Ozma and I live in India and Britain respectively, close to our artisan makers and customers. As we are increasingly more concerned about our carbon footprint, we understand how lucky we are not to fly back and forth for work. We also implicitly trust each other so working across continents using technology makes it a relatively easy process. The joys of Whatsapp to share ideas and inspiration through pictures and video calling to make quick decisions, have given us an advantage to be able to continuously make new and beautiful creations whilst occasionally arguing but mostly valuing each other. Whilst we work across a varied range of craft skills, listed below are some that are ongoing all year round!


The art of blockprinting dates back to the Indus Valley Civilisation (3500-1300 B.C.). It was really under the Mughals that blockprinting really flourished with intricate floral designs and patterns that we see still used today.

The process: A woodblock is hand carved by a master carver using a hammer and chisel. Each colour in the print has a different block so the more intricate a design with many colours, the longer it takes, anything from a few days to a month to carve a design. For printing, the wood block is dipped in a dye-tray and stamped on the fabric with a firm and hard pound of the fist. The outlines are done first from left to right followed by each colour. The fabrics are dried in the sun and washed and prepared for stitching. Each piece is unique with slight colour variations and imperfections, which is the charm of blockprint. We call them perfectly imperfect!


Crewel embroidery is a specialisation of Kashmir and done with a wool yarn on silk or cotton fabric. At Faro, we use 2-ply or 3-ply wool to embroider our bedspreads, which gives greater depth in design through colour shading of the yarn. Most work is done by groups of families during the winter months when the tourism industry is largely shut. We are proud to support local Kashmiri weavers and small businesses during these challenging times.

The process: The design is first created on a design sheet and tiny holes are punched into the pattern. The sheet is then laid onto the fabric and an ink infused wool cloth is dabbed onto the sheet to print the pattern onto the fabric below. The embroidery begins and the fabric comes to life with vivid greens, blues, oranges and reds. Kashmiris often embroider floral patterns influenced by their beautiful surroundings. It takes an average of 2 - 3 months to finish a Faro bedspread. It is an heirloom to be cherished and looked after with love.


The art of Paper Mâché was brought to Kashmir from Persia by a Sufi saint, Mir Syed Ali Hamdani in the 14th century and subsequently widely used by King Zain Al Abidin in the 15th century. There are two parts to the process: Sakhtsazi (making the figurine from a mould using paper pulp and rice glue) and Naqashi (painting the intricate designs and patterns on the figurine). Everything is still done by hand including the paper shredding and making the pulp in a stone pestle and mortar.

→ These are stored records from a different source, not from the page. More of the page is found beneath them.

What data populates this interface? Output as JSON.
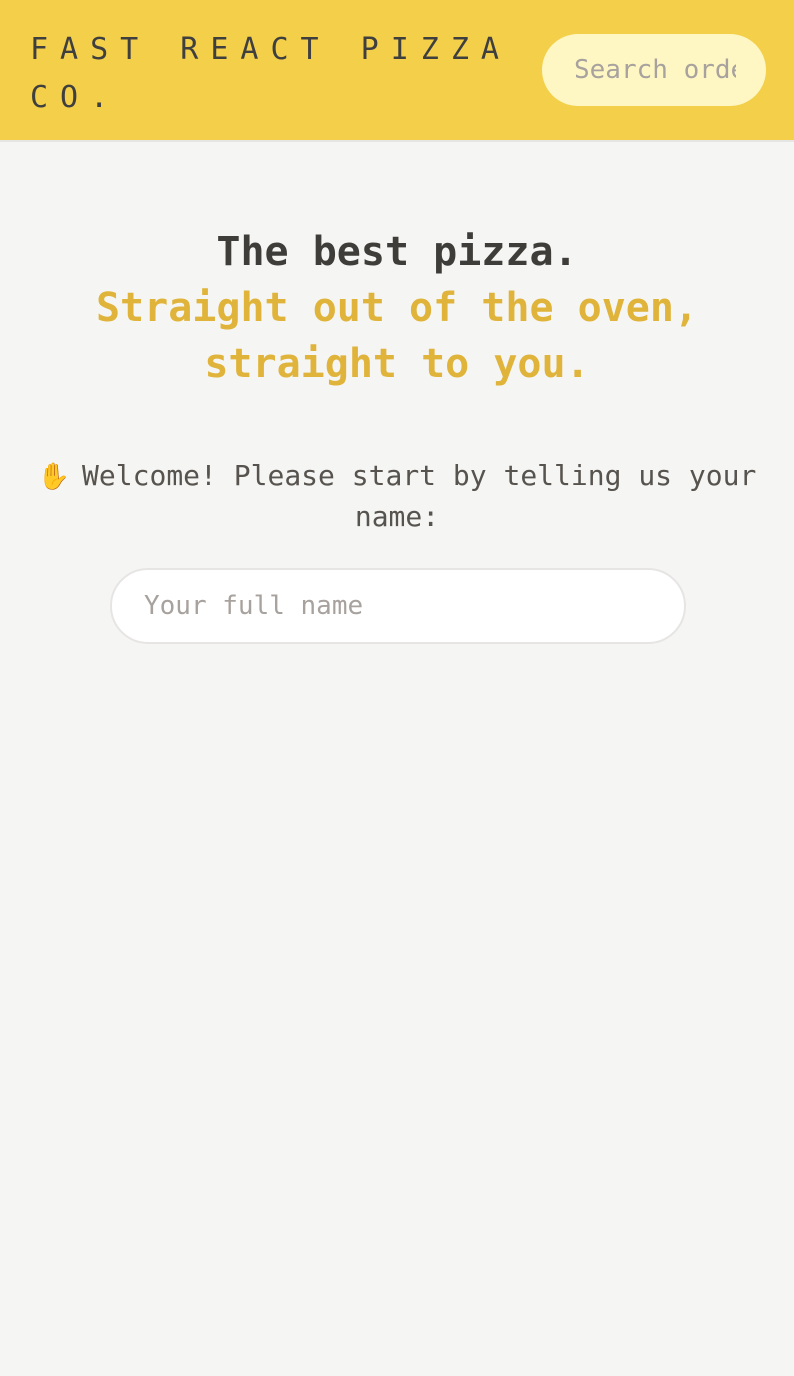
{
  "header": {
    "logo": "FAST REACT PIZZA CO.",
    "search": {
      "placeholder": "Search order #"
    }
  },
  "hero": {
    "title": "The best pizza.",
    "subtitle": "Straight out of the oven, straight to you."
  },
  "welcome": {
    "icon": "waving-hand-icon",
    "text": "Welcome! Please start by telling us your name:"
  },
  "name_input": {
    "placeholder": "Your full name",
    "value": ""
  },
  "colors": {
    "header_background": "#f3cf4a",
    "page_background": "#f5f5f4",
    "accent": "#e0b43a",
    "text": "#44403c"
  }
}
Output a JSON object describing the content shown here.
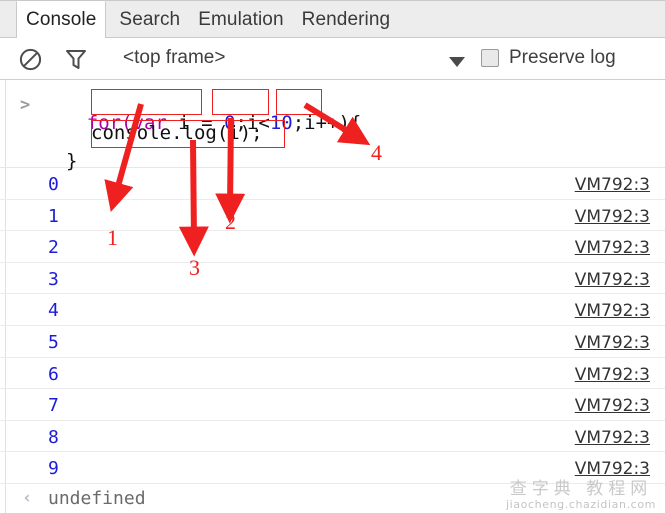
{
  "window": {
    "tabs": [
      {
        "label": "Console",
        "active": true
      },
      {
        "label": "Search",
        "active": false
      },
      {
        "label": "Emulation",
        "active": false
      },
      {
        "label": "Rendering",
        "active": false
      }
    ]
  },
  "toolbar": {
    "clear_icon": "clear-console-icon",
    "filter_icon": "filter-funnel-icon",
    "context_selector": "<top frame>",
    "caret_icon": "chevron-down-icon",
    "preserve_log_label": "Preserve log",
    "preserve_log_checked": false
  },
  "console": {
    "prompt_chevron": ">",
    "input_code": {
      "line1": [
        {
          "t": "for(",
          "c": "kw"
        },
        {
          "t": "var",
          "c": "kw"
        },
        {
          "t": " i = ",
          "c": "plain"
        },
        {
          "t": "0",
          "c": "num"
        },
        {
          "t": ";i<",
          "c": "plain"
        },
        {
          "t": "10",
          "c": "num"
        },
        {
          "t": ";i++){",
          "c": "plain"
        }
      ],
      "line2": "console.log(i);",
      "line3": "}"
    },
    "source_link": "VM792:3",
    "rows": [
      {
        "value": "0",
        "source": "VM792:3"
      },
      {
        "value": "1",
        "source": "VM792:3"
      },
      {
        "value": "2",
        "source": "VM792:3"
      },
      {
        "value": "3",
        "source": "VM792:3"
      },
      {
        "value": "4",
        "source": "VM792:3"
      },
      {
        "value": "5",
        "source": "VM792:3"
      },
      {
        "value": "6",
        "source": "VM792:3"
      },
      {
        "value": "7",
        "source": "VM792:3"
      },
      {
        "value": "8",
        "source": "VM792:3"
      },
      {
        "value": "9",
        "source": "VM792:3"
      }
    ],
    "return_row": {
      "chevron": "‹",
      "value": "undefined"
    }
  },
  "annotations": {
    "color": "#ef2020",
    "labels": [
      {
        "id": "1",
        "text": "1",
        "describes": "var i = 0 initializer"
      },
      {
        "id": "2",
        "text": "2",
        "describes": "i<10 condition"
      },
      {
        "id": "3",
        "text": "3",
        "describes": "console.log(i) body"
      },
      {
        "id": "4",
        "text": "4",
        "describes": "i++ increment"
      }
    ]
  },
  "watermark": {
    "cn": "查字典 教程网",
    "en": "jiaocheng.chazidian.com"
  }
}
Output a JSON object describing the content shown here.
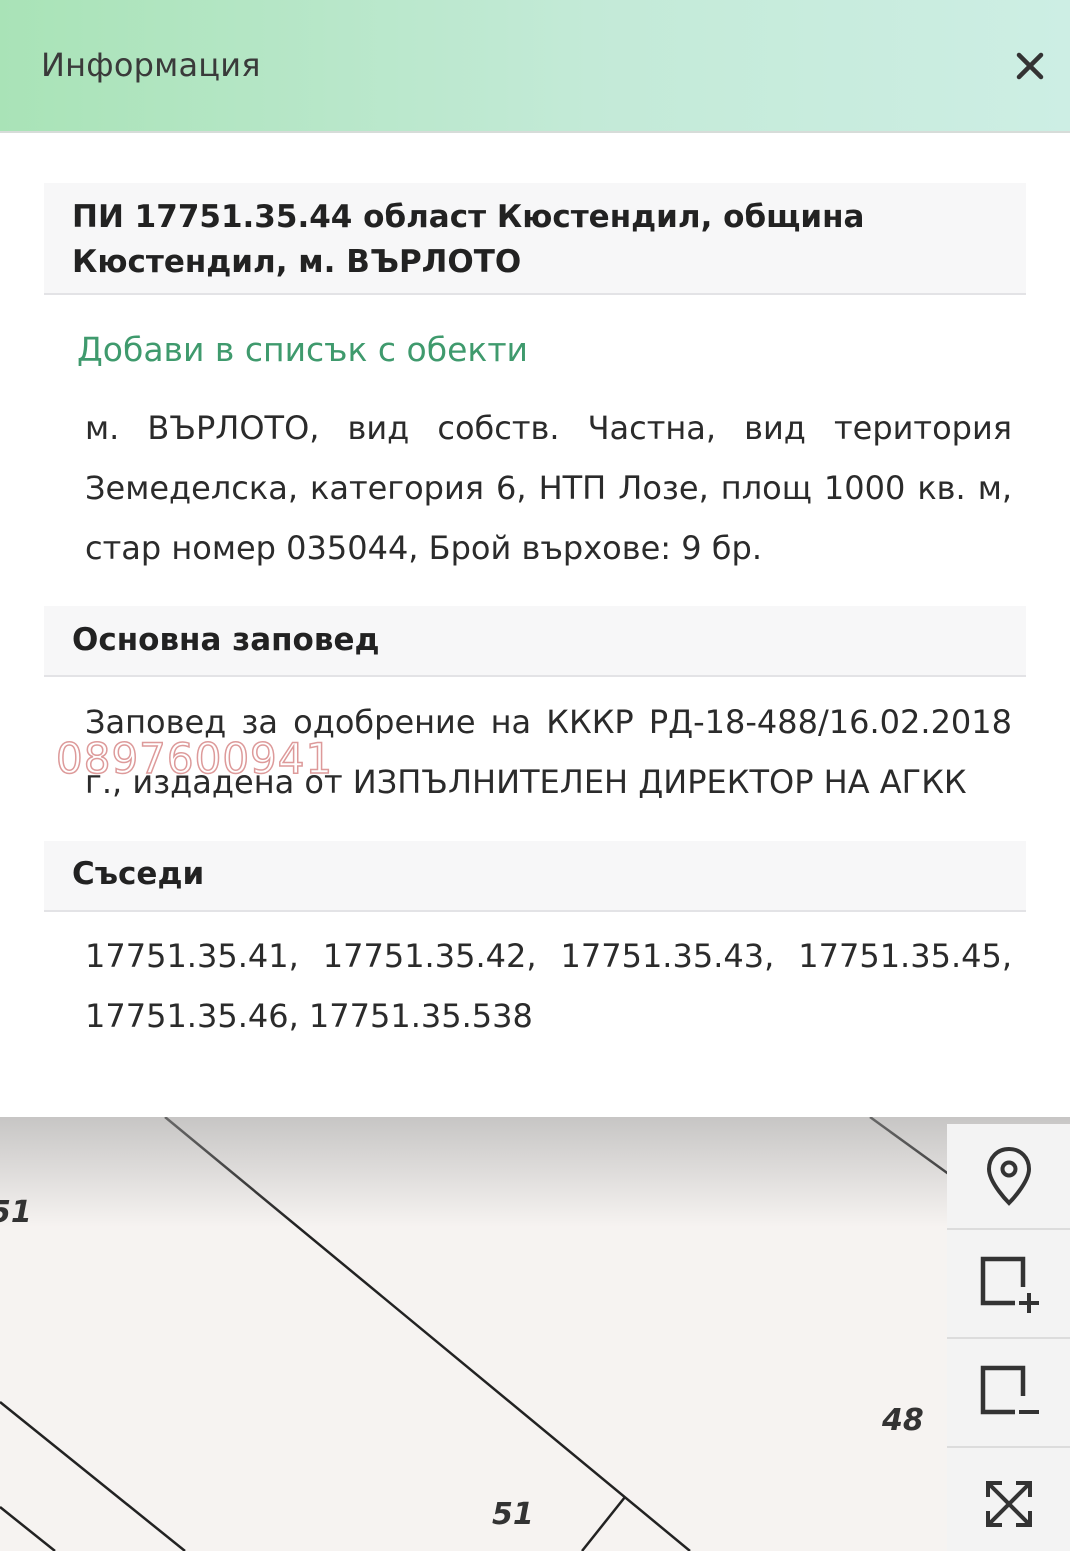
{
  "header": {
    "title": "Информация"
  },
  "parcel": {
    "title": "ПИ 17751.35.44 област Кюстендил, община Кюстендил, м. ВЪРЛОТО"
  },
  "actions": {
    "add_to_list": "Добави в списък с обекти"
  },
  "details": {
    "text": "м. ВЪРЛОТО, вид собств. Частна, вид територия Земеделска, категория 6, НТП Лозе, площ 1000 кв. м, стар номер 035044, Брой върхове: 9 бр."
  },
  "order": {
    "heading": "Основна заповед",
    "text": "Заповед за одобрение на КККР РД-18-488/16.02.2018 г., издадена от ИЗПЪЛНИТЕЛЕН ДИРЕКТОР НА АГКК"
  },
  "watermark": {
    "text": "0897600941"
  },
  "neighbours": {
    "heading": "Съседи",
    "text": "17751.35.41, 17751.35.42, 17751.35.43, 17751.35.45, 17751.35.46, 17751.35.538"
  },
  "map": {
    "labels": [
      "51",
      "48",
      "51"
    ]
  },
  "icons": {
    "close": "close-icon",
    "location": "location-pin-icon",
    "add_area": "add-area-icon",
    "remove_area": "remove-area-icon",
    "fullscreen": "fullscreen-icon"
  },
  "colors": {
    "accent_link": "#3f9a6d",
    "header_start": "#a9e3b7",
    "header_end": "#cdeee4"
  }
}
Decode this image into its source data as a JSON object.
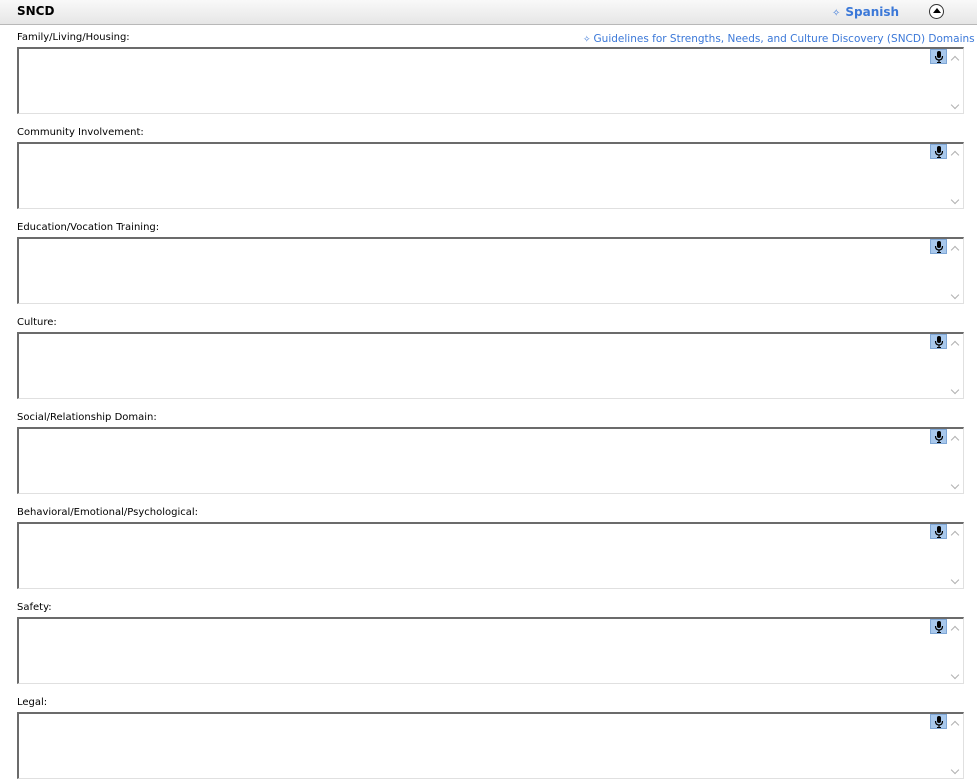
{
  "header": {
    "title": "SNCD",
    "language_link": "Spanish",
    "collapse_icon": "chevron-up-circle-icon"
  },
  "guidelines_link": "Guidelines for Strengths, Needs, and Culture Discovery (SNCD) Domains",
  "fields": [
    {
      "label": "Family/Living/Housing:",
      "value": ""
    },
    {
      "label": "Community Involvement:",
      "value": ""
    },
    {
      "label": "Education/Vocation Training:",
      "value": ""
    },
    {
      "label": "Culture:",
      "value": ""
    },
    {
      "label": "Social/Relationship Domain:",
      "value": ""
    },
    {
      "label": "Behavioral/Emotional/Psychological:",
      "value": ""
    },
    {
      "label": "Safety:",
      "value": ""
    },
    {
      "label": "Legal:",
      "value": ""
    }
  ],
  "colors": {
    "link": "#3b78d8",
    "mic_button": "#a8c8ec"
  },
  "icons": {
    "mic": "microphone-icon",
    "bullet": "four-point-star-icon"
  }
}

Once the shape is made, the mould is cut out and removed. The shape is then lined with paper to give it a smooth shape and layered with a paste of Fuller’s earth. It is covered with butter paper to avoid any cracks developing. Once it is dry, the shape is lacquered and hand-painted with scenes of flora and fauna. Our Kashmir collection takes about 5 to 6 months to make from concept to fruition. It is a labour of patience and love, and we hope they are cherished and passed on to future generations!


Kashmir is as famous for its shawls as it for its mountains. It is a fine form of wool and comes from the Changri goat reared by the semi-nomadic tribe called the Changpa in India’s Ladakh region. The wool is hand combed from the goats and woven on a handloom as it is very delicate to be processed through a machine loom. Each shawl takes about 4 days to weave. Embroidery on a pashmina is delicately done by hand. We have sourced unique pieces of DORUKHA (which means two-sided) where one side is a soft pashmina yarn and the other is a metallic yarn giving it a dramatic finish. Each piece has the initials of the weaver who created it. Our weavers in Kashmir have been creating these shawls for generations and you can see and feel the finesse in them. Your neck will never accept anything else after feeling these beautiful shawls against it!


Our love of sensuous silk has taken us far and wide in India to source vintage sarees. We have a dedicated team to source them and scan the sarees for rips and tears. They are dry cleaned and ready for stitching where they are made into unique and beautiful garments. Each saree is cut into three parts and complementing colours are joined to create the sleeves, back and top. They come in a protective silk drawstring bag and make the perfect, thoughtful gift too. No two pieces are alike and designed to make you feel ready for wafting... Every woman should have at least one in their wardrobe!  


We care about the longevity of our creations. We think it is important that garments are finished to the high standards expected by our customers. Our garments are hand cut by Master tailors at our workshop and stitched in-house; French seams, mother of pearl buttons and piping are some of the details with which we create our garments.